Local 774 did not include some reimbursements to the financial secretary totaling at least $1,226.67 (during the three fiscal years audited) in Item 24 (All Officers and Disbursements to Officers). In addition, the local did not report in Item 24 the lost time paid to Ray Cole Cole, totaling $608.64, on August 18, 2014. It appears the union erroneously reported these payments in Item 51 and/or Item 54.

The union must report most direct disbursements to Local 774 officers and some indirect disbursements made on behalf of its officers in Item 24. A "direct disbursement" to an officer is a payment made to an officer in the form of cash, property, goods, services, or other things of value. See the instructions for Item 24 for a discussion of certain direct disbursements to officers that do not have to be reported in Item 24. An "indirect disbursement" to an officer is a payment to another party (including a credit card company) for cash, property, goods, services, or other things of value received by or on behalf of an officer. However, indirect disbursements for temporary lodging (such as a union check issued to a hotel) or for transportation by a public carrier (such as an airline) for an officer traveling on union business should be reported in Item 48 (Office and Administrative Expense).

Based on your assurance that Local 774 will report these items accurately in future reports, OLMS will take no further enforcement action at this time regarding the above violations.
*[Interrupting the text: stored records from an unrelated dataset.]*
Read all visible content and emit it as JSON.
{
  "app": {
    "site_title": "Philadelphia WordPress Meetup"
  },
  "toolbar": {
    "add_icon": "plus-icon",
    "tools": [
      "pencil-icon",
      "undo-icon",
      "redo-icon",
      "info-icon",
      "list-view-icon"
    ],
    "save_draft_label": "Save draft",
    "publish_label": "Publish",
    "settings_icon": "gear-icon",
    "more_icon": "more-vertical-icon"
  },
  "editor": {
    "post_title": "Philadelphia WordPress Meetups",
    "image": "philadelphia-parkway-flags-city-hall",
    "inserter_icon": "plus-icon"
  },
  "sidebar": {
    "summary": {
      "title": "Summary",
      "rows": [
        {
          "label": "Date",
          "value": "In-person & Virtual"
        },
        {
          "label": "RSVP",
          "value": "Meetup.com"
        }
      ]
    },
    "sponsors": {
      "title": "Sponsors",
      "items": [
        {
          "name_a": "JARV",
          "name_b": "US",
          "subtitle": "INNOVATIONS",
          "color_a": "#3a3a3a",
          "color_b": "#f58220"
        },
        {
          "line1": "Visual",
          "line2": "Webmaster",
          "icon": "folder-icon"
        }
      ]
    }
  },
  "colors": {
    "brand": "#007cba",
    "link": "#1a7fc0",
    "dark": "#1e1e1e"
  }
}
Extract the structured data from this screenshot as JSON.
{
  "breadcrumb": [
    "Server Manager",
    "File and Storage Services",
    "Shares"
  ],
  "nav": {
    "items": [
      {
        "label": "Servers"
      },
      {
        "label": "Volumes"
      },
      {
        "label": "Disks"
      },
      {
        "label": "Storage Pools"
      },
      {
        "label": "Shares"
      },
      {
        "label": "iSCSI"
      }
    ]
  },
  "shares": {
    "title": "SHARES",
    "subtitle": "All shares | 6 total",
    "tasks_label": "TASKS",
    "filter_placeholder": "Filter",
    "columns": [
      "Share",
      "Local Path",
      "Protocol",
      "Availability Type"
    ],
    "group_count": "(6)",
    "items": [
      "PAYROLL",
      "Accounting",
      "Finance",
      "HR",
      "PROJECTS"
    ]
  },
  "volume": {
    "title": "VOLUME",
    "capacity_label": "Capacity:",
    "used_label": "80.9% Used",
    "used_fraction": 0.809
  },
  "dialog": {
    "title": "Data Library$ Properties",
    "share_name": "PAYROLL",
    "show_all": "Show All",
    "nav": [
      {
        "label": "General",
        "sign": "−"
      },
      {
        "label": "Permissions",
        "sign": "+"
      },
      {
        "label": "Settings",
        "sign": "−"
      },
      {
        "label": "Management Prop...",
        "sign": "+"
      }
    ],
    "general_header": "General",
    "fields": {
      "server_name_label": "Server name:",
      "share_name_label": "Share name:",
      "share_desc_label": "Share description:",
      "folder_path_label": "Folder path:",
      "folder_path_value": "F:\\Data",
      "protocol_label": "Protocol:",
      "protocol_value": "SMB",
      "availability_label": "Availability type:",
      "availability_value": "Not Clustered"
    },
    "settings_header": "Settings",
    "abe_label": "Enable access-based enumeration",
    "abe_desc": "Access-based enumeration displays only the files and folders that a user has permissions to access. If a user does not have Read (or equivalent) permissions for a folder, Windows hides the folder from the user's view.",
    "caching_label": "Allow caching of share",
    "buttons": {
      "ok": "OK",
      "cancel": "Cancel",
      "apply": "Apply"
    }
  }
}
I want to extend my personal appreciation to Painters Local 774 for the cooperation and courtesy extended during this compliance audit. I strongly recommend that you make sure this letter and the compliance assistance materials provided to you are passed on to future officers. If we can provide any additional assistance, please do not hesitate to call.

Sincerely,




Investigator